Have you tried nonzero() ?

Nonzero isn't quite what I'm after, as the tests are more complicated than what I illustrated in my example.

Tests such as (a<0)&(b>1) will give you arrays of booleans. The nonzero give you where the two conditions are met (viz, where the results is True, or 1)

a[a<0] = numpy.random.normal(0,1)

This is a neat construct that I didn't realize was possible. However, it has the undesirable (in my case) effect of placing a single new random number in each locations where a<0. While this could work, I ideally need a different random number chosen for each replaced value.
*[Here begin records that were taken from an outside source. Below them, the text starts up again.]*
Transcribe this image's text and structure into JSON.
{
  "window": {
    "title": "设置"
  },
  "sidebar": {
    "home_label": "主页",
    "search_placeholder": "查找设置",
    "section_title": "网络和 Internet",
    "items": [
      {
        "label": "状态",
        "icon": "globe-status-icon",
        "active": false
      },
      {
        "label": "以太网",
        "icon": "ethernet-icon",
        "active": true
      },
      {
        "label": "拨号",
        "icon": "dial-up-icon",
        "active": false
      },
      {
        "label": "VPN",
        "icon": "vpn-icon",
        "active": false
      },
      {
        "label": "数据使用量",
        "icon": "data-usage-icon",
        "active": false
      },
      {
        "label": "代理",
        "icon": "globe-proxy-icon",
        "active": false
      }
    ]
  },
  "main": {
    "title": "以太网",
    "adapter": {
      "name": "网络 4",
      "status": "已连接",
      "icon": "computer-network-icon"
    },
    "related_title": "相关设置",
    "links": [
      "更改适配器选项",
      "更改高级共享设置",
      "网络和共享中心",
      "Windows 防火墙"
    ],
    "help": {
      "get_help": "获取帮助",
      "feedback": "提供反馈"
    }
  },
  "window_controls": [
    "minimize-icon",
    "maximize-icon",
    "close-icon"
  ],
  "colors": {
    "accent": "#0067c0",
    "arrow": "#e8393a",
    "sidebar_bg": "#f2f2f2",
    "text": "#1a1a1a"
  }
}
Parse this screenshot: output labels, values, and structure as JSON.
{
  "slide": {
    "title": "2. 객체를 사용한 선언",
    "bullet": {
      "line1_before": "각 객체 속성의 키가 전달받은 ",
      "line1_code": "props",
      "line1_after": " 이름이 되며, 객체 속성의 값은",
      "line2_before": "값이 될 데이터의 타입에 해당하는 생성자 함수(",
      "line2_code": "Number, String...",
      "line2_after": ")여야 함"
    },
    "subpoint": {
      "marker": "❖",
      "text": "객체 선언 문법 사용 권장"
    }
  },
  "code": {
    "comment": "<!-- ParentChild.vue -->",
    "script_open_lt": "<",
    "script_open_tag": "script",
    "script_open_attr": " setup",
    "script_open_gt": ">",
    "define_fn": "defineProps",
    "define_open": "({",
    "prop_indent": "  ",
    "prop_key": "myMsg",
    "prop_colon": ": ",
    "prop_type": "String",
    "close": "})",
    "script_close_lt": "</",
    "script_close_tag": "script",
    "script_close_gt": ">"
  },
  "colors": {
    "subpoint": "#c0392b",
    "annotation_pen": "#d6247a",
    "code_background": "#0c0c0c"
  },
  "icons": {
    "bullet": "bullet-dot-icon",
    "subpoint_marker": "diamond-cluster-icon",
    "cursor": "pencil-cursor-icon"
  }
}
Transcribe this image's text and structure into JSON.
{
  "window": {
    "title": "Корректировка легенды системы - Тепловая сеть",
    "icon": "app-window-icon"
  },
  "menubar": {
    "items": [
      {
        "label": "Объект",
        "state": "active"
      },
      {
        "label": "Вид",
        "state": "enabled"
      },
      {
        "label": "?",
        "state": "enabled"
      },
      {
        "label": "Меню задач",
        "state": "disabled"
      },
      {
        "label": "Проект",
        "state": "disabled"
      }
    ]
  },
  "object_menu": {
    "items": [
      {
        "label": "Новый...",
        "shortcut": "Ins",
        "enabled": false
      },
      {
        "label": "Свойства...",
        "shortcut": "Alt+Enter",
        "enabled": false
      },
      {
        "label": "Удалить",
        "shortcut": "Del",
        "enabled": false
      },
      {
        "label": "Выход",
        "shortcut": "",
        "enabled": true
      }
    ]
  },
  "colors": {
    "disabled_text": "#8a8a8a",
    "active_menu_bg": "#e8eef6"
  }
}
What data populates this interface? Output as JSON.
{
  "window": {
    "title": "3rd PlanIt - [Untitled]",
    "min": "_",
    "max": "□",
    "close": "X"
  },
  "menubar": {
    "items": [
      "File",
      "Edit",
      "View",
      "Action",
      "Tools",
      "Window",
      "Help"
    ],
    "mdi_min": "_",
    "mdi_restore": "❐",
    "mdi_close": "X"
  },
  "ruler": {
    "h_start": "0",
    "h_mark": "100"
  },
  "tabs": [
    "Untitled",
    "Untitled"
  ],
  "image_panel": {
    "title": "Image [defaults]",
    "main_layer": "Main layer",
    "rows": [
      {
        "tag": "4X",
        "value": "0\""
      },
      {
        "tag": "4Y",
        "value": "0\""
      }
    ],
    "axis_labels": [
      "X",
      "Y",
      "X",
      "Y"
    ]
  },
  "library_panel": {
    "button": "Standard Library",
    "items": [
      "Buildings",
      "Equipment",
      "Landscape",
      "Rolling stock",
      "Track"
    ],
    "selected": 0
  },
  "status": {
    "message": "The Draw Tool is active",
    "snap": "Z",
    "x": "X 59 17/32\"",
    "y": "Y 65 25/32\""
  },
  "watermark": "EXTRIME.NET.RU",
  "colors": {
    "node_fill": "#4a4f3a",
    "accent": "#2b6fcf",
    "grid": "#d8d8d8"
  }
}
Does that make sense?

Completely. So what about the slightly more complicated: test = a<0 if test .any() a[test] = numpy.random.normal(0,1,size=len(test.nonzero()[0])) test.nonzero() outputs a tuple of indices. test.nonzero()[0] gives you the indices along the first axis, len(test.nonzero()[0]) the number of elements where the condition is met. You could also get the same result with something like test = a<0 if test .any() a[test] = numpy.random.normal(0,1,size=test.sum()) Actually, the following simpler solution works as well: a[a<0] = numpy.random.normal(0,1,size=a.size)